_Instructions to follow_
The answer must consist of each line of the records below that contains the string "content".

_The records_
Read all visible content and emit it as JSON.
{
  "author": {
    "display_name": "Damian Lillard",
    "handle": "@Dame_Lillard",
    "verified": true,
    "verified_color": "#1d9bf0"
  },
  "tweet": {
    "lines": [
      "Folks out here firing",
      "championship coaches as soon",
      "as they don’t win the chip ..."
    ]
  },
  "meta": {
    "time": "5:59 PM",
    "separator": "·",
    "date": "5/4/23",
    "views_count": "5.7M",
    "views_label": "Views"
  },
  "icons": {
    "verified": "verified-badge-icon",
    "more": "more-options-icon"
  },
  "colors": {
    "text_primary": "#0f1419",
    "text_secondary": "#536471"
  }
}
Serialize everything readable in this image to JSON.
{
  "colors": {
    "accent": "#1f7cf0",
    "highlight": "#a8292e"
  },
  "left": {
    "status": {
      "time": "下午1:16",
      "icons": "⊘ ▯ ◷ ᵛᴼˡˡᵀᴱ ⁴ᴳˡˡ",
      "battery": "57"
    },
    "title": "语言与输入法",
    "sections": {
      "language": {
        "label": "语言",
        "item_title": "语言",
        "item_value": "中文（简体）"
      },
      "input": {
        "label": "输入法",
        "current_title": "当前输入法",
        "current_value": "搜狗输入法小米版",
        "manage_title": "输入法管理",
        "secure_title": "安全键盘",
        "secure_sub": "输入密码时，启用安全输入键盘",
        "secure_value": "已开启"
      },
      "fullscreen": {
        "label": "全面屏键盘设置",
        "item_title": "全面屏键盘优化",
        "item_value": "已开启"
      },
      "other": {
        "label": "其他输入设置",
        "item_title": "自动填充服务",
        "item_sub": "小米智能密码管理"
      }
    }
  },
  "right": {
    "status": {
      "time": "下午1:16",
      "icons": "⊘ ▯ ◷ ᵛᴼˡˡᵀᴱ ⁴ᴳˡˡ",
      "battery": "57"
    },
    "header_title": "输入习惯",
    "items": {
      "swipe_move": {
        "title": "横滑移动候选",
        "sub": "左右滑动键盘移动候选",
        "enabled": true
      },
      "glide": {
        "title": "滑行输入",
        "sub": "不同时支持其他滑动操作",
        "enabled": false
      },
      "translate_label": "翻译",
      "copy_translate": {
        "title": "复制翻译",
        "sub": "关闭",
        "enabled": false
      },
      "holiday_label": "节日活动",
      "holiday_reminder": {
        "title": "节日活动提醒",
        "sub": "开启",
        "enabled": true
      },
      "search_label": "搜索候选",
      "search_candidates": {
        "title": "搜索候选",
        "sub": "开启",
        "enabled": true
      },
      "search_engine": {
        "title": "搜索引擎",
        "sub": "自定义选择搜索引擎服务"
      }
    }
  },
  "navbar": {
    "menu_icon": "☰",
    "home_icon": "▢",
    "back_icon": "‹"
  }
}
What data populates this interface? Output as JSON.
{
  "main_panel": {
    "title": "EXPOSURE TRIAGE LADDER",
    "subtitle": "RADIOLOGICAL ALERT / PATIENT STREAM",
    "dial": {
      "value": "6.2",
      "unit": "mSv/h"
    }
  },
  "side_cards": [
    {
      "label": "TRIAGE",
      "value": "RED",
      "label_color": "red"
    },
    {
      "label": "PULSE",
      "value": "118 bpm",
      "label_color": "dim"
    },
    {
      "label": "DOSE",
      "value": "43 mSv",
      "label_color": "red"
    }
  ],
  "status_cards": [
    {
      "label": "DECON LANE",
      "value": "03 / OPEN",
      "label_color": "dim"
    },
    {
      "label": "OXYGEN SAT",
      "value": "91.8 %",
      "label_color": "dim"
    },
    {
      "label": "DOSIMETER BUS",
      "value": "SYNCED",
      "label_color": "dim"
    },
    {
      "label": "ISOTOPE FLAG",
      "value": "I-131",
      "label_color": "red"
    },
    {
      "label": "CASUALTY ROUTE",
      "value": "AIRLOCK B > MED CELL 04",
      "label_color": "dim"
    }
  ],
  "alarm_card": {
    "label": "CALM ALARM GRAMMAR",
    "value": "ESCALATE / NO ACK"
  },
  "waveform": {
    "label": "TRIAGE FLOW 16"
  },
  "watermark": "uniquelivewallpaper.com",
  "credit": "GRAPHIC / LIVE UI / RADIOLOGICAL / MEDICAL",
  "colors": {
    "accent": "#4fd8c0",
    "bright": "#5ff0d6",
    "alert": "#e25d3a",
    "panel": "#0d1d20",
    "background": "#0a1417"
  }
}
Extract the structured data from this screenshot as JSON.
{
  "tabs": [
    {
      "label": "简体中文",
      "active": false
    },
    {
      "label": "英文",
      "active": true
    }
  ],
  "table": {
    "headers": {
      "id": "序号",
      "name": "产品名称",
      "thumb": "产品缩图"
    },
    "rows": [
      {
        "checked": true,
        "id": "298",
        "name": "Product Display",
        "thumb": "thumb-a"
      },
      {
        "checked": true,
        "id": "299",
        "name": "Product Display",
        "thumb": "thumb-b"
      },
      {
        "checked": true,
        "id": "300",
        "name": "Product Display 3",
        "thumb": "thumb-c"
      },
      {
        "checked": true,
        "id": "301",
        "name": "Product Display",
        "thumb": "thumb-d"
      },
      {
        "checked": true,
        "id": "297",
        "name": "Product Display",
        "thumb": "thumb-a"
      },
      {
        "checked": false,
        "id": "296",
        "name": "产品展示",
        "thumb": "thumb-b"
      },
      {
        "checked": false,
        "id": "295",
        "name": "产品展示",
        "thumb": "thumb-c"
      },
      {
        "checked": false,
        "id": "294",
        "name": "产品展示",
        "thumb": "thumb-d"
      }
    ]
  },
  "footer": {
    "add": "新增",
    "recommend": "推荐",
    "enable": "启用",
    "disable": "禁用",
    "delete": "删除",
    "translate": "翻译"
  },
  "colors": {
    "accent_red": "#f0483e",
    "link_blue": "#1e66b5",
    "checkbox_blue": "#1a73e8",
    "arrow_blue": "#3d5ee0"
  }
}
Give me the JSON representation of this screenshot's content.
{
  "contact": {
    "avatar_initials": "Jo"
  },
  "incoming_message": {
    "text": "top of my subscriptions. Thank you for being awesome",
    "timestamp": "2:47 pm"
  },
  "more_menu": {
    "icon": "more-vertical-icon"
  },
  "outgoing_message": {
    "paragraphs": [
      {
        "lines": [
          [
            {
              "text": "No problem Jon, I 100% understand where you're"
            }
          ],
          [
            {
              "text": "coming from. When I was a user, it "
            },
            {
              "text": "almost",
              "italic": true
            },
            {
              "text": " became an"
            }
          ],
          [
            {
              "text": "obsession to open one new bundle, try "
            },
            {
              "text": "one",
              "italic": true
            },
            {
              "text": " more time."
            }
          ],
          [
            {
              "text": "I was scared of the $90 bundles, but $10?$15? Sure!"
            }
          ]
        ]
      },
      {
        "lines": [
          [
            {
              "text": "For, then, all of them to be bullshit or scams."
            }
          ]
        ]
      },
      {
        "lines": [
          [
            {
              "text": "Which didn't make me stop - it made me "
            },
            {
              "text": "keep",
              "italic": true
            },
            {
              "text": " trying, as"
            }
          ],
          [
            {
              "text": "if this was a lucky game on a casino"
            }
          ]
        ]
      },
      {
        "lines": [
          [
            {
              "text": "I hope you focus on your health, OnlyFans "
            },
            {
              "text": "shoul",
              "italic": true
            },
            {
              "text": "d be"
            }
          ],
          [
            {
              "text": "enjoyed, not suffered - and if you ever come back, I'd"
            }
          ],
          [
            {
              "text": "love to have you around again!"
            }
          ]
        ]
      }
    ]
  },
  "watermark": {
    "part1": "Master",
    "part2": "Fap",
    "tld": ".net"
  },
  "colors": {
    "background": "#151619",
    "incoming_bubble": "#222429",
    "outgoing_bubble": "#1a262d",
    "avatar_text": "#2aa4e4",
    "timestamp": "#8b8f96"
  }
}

_Solution to this task_
Read all visible content and emit it as JSON.
Give me the JSON representation of this screenshot's content.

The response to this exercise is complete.